> _Instructions for the task_:
Find every line containing the string "time" in the data below, and report how many there are, with no other words.

(Dataset rows for apps and sites)
—————
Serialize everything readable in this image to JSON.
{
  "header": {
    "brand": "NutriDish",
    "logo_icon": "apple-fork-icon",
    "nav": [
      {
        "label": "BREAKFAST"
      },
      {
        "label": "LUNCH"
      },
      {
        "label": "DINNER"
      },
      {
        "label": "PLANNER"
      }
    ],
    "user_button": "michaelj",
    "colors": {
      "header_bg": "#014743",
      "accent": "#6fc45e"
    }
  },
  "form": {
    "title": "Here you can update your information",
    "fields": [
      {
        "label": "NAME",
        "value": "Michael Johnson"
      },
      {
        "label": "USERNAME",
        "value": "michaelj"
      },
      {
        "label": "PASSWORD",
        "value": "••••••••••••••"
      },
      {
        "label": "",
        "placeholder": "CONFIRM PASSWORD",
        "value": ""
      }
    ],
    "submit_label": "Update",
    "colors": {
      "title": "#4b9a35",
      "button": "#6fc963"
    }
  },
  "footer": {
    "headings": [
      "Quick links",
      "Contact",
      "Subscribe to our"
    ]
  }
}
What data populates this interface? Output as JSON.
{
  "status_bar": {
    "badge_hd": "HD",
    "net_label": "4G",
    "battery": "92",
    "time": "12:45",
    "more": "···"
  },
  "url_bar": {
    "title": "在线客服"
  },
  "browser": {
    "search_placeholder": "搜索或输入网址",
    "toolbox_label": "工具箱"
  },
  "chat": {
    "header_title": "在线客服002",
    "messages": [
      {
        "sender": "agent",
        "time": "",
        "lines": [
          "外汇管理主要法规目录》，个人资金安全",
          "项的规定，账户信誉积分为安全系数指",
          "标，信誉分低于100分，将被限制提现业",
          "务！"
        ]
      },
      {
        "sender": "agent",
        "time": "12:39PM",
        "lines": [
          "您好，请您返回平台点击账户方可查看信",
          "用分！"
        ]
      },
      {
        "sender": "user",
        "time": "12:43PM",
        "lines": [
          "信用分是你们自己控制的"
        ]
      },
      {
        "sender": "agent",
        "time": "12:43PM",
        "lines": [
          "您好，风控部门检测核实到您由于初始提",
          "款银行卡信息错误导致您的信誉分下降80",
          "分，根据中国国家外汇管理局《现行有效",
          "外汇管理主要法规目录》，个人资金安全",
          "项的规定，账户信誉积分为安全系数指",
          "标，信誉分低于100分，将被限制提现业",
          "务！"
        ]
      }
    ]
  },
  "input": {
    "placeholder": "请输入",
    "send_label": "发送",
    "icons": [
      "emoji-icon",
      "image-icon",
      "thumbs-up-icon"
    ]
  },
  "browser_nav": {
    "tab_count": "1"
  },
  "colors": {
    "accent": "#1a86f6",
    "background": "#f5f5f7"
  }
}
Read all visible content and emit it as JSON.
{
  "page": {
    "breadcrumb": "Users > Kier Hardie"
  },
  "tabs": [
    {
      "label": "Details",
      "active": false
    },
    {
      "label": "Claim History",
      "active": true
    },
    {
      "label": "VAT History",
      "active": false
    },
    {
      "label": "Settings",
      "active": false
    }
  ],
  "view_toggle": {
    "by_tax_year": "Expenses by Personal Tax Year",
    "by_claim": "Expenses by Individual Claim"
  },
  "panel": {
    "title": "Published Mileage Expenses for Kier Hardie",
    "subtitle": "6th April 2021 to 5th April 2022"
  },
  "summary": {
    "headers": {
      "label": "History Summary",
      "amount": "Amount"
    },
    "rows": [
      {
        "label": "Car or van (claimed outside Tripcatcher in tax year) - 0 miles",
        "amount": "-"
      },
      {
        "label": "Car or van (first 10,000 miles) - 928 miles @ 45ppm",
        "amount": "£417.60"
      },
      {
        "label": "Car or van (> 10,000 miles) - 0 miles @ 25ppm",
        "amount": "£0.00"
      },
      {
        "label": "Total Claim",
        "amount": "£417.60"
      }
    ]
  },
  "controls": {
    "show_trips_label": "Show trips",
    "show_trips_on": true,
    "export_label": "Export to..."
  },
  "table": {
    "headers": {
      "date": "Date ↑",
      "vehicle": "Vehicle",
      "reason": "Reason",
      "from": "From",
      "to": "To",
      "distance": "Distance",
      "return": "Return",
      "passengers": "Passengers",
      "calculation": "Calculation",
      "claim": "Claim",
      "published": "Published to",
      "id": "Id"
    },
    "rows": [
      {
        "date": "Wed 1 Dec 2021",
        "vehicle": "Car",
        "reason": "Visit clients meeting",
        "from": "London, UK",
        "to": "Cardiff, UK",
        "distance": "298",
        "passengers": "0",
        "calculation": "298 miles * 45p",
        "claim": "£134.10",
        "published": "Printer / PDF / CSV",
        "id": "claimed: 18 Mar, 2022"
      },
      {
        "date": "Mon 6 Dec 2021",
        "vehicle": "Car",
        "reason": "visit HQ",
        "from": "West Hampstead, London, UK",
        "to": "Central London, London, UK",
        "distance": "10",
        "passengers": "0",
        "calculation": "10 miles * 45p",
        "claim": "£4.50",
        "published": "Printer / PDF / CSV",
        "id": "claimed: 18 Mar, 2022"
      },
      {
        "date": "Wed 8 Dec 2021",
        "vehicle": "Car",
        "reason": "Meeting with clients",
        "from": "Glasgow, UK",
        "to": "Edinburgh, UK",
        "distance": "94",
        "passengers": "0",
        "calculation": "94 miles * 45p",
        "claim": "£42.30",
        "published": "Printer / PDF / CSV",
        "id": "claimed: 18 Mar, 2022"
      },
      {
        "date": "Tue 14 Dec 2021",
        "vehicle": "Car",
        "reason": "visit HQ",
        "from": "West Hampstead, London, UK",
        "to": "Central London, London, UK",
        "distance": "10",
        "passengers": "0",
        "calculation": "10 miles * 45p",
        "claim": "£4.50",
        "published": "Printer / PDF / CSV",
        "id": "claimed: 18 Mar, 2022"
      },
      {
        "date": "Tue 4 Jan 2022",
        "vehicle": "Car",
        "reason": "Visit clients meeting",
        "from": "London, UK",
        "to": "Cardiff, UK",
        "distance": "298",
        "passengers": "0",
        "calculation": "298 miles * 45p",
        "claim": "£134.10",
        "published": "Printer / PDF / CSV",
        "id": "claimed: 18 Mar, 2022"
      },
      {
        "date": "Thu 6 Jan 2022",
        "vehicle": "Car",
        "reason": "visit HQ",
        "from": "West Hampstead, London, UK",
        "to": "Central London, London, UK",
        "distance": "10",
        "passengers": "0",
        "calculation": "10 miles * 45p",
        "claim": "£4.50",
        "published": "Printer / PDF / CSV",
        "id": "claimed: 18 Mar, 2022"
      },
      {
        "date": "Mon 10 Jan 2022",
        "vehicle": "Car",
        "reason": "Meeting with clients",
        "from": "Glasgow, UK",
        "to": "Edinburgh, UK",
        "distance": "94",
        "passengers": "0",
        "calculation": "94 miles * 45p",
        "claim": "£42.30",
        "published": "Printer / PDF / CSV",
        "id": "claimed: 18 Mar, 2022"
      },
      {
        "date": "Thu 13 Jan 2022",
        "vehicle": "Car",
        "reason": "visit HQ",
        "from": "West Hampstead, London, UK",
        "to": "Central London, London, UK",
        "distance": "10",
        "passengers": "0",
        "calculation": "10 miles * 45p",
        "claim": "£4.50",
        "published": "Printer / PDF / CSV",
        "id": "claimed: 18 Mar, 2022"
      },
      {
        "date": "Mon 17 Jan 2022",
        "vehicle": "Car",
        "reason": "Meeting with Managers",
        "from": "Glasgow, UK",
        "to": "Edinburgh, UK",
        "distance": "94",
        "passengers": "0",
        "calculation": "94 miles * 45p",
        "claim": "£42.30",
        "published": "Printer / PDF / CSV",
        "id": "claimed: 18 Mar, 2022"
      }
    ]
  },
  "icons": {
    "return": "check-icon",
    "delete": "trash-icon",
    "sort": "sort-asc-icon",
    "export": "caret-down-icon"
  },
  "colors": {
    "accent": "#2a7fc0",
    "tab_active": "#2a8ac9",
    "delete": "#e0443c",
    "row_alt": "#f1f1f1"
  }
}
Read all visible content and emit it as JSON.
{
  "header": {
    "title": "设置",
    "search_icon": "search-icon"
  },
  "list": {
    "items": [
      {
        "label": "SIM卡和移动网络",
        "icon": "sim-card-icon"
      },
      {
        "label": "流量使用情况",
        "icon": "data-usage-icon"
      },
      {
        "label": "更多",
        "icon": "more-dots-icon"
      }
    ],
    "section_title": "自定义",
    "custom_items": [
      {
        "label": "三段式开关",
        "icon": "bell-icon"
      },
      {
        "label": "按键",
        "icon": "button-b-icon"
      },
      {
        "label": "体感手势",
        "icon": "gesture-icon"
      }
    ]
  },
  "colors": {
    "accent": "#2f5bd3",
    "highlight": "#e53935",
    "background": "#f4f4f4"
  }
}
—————
> _Result for this task_:
5